(Dataset rows for apps and sites)
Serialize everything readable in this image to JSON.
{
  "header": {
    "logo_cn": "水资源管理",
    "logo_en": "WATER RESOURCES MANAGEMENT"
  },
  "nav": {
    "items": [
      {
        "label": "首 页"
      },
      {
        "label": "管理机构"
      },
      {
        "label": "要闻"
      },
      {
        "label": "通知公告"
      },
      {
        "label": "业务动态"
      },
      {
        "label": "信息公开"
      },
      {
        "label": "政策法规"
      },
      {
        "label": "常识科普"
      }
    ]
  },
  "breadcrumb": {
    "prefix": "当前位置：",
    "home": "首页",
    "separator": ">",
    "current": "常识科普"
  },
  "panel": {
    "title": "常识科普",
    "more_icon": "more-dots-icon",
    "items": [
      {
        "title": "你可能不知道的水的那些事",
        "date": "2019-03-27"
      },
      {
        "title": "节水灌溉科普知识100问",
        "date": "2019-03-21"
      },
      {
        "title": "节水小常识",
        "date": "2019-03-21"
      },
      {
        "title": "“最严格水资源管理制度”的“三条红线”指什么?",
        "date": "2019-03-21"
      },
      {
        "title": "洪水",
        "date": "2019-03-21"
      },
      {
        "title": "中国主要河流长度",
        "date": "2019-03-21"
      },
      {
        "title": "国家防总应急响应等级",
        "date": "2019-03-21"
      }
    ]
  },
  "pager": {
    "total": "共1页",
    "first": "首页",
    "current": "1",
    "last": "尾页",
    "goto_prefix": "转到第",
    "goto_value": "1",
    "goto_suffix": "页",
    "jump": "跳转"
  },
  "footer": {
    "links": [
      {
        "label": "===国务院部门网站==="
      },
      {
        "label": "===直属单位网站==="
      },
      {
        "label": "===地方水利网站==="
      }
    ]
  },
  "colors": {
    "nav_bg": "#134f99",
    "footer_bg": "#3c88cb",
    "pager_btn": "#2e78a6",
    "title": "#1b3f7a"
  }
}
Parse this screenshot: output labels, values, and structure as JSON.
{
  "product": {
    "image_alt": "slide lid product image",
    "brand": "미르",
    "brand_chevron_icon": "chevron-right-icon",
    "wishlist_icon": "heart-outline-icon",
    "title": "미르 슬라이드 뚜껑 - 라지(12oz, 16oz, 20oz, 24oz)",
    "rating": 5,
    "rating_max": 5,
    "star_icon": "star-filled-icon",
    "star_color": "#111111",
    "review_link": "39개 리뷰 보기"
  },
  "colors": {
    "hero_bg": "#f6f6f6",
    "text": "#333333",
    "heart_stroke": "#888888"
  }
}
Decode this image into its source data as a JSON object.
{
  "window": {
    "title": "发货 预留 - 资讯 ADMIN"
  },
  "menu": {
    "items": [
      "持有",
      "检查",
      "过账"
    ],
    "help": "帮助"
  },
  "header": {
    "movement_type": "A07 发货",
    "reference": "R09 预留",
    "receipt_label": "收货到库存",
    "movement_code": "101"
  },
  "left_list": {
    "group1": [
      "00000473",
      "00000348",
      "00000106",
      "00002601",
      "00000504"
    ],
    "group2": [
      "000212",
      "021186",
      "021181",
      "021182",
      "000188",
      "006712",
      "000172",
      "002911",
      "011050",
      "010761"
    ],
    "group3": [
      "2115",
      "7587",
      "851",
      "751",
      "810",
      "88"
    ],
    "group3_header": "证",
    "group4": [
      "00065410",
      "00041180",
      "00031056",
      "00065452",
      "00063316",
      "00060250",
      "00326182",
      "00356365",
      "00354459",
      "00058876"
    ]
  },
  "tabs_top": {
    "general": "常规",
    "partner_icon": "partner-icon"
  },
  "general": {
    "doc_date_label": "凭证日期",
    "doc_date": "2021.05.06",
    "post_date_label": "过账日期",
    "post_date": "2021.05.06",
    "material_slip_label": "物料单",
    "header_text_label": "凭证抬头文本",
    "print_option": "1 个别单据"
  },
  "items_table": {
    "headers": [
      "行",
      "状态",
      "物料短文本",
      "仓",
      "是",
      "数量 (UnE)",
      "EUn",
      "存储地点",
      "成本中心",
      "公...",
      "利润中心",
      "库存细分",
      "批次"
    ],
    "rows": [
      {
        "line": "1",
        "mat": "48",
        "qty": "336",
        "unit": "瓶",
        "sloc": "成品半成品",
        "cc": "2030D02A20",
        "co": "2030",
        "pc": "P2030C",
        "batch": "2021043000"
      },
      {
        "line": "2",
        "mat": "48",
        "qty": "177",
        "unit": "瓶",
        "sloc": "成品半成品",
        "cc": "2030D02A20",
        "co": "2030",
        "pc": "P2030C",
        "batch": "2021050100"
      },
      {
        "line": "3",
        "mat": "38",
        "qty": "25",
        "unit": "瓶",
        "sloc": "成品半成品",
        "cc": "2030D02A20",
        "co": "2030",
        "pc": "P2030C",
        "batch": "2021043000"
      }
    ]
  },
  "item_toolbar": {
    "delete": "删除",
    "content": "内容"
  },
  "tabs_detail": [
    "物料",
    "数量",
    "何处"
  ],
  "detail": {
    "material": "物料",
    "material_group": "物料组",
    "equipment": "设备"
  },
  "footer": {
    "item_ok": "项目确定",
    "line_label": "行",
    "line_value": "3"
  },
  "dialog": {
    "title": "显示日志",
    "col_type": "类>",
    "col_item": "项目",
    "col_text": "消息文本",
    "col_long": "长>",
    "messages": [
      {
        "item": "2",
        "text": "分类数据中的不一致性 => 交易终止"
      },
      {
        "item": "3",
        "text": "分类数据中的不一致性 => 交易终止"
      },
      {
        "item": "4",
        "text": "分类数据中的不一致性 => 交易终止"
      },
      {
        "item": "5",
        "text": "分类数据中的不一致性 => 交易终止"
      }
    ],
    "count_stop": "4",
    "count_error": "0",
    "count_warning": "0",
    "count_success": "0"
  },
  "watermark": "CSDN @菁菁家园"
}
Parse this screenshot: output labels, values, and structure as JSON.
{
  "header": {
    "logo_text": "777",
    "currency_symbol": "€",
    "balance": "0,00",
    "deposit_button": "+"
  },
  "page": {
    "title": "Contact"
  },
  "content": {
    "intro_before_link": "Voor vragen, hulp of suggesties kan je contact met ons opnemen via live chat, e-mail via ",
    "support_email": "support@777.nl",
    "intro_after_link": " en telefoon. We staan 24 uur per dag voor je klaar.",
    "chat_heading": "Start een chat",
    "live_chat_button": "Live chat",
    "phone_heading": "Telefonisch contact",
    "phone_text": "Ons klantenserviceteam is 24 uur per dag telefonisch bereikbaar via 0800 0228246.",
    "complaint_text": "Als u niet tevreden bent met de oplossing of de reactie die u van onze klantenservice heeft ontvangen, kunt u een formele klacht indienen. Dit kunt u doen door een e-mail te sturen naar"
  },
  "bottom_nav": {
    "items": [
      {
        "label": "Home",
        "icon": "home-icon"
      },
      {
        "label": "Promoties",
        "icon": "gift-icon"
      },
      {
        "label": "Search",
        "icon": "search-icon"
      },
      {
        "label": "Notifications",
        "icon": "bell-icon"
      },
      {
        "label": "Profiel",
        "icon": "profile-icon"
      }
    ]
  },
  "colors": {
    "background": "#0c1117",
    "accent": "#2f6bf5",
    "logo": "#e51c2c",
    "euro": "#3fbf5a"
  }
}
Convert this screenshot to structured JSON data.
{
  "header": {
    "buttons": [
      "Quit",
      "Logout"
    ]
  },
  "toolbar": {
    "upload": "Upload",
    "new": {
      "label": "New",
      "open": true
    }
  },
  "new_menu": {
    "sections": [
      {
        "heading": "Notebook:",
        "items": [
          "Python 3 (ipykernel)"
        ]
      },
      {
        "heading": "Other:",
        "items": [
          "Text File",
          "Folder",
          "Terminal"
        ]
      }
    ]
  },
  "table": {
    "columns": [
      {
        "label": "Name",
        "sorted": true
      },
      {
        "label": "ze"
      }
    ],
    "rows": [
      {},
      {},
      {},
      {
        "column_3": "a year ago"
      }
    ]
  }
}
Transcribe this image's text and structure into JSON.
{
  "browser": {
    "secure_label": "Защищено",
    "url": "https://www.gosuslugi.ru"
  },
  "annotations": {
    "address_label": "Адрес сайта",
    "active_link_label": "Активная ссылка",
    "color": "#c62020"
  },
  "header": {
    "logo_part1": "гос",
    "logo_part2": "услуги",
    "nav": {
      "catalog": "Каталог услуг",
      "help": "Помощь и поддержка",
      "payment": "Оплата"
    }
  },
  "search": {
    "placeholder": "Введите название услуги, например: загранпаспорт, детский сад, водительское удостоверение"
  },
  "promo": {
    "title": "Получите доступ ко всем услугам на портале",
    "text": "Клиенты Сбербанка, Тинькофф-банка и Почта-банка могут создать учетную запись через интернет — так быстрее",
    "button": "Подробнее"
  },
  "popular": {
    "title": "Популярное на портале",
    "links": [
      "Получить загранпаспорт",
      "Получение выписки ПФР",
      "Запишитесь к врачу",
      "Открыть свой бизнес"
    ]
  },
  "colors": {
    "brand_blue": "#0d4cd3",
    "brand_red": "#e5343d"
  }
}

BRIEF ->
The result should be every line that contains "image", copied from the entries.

ANSWER TO THIS TASK ->
Serialize everything readable in this image to JSON.
    "image_alt": "slide lid product image",
Decode this image into its source data as a JSON object.
Transcribe this image's text and structure into JSON.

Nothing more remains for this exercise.